He noted that it would be important to have most premises connected to gigabit networks, and that the manner in which this was implemented should be left to network engineers.
And gigabit speeds should be provided through wired or wireless connections, he said, pointing out that, "at this point in time it is unfortunately not yet known whether a 5G connection for the last 50 or 100 metres is technically viable and, importantly, if such a connection will be able to provide affordable high-speed broadband to the users".
As 90% of the national network would be gigabit-based making it unlikely that there would be any direct competitor, it would have to be managed through regulation. "So that infrastructure needs, in one way or another, to be managed through regulation. Of course we could, and should, have full retail competition beyond that," Budde said.
"However my worry is that we won’t get a rational solution along the above-mentioned lines. Since I first became involved in the Australian market (1983) telecoms has been a highly politicised environment, and it would be a miracle if that were to suddenly change now."
He said that supporting the NBN Co financially or splitting it and selling it would be equally disastrous, "if there is no long-term strategy in place on how to move the whole network towards a fibre-based one", he said.
"One could easily end up with monopolies based on technologies such as fixed-wireless, HFC and FttN, and again the fibre optic backbone network needed for the next development of the mobile networks (5G) would need to be included in a holistic national infrastructure strategy."
Budde called for a bipartisan approach to the future of the NBN, taking the national interest into account.
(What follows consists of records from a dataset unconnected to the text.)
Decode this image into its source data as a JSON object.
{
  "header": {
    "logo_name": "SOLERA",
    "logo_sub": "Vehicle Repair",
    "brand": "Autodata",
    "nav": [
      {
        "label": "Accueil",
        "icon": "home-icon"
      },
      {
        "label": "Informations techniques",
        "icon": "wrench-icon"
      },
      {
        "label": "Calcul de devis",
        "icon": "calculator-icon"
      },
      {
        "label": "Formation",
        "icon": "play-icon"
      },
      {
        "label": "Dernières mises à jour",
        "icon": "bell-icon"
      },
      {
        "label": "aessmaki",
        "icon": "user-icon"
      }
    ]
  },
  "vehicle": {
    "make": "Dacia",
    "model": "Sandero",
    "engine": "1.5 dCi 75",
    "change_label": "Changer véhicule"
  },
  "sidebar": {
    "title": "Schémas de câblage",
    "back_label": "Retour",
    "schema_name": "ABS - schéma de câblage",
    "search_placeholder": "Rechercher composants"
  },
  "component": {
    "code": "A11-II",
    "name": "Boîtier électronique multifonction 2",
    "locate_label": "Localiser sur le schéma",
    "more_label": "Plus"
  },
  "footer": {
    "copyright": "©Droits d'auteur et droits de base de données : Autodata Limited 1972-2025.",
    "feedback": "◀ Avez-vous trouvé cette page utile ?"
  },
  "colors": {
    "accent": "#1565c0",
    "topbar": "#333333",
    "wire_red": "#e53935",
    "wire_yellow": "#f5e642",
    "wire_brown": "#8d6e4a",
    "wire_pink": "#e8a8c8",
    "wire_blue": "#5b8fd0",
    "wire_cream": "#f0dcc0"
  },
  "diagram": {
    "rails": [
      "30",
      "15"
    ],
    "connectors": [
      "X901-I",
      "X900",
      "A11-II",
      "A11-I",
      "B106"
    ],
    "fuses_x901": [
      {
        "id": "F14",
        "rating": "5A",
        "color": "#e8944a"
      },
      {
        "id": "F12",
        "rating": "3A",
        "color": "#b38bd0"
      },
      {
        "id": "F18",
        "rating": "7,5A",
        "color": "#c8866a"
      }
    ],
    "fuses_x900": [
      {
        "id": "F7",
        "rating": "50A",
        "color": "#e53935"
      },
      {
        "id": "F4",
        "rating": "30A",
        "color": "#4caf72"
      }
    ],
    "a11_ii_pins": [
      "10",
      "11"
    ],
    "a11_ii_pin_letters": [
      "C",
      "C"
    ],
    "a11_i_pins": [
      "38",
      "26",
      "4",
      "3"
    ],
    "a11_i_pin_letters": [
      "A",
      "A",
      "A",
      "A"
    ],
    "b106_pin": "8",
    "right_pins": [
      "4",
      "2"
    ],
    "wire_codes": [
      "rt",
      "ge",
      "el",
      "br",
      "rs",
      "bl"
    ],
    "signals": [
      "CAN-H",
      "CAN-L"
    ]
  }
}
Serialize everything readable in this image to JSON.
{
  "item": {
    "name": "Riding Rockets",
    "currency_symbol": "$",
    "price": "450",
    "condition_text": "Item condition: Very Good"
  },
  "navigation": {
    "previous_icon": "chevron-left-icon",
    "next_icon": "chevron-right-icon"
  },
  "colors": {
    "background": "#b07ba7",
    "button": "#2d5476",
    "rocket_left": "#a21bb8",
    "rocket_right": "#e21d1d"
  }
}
"Apart from the Trump administration there is no other country in the world that doesn’t have bipartisan support for its telecoms strategy; surely this should be an area that needs to be developed by technical experts and not by politicians," he said. "Could the industry perhaps take the initiative here and mediate the politics?"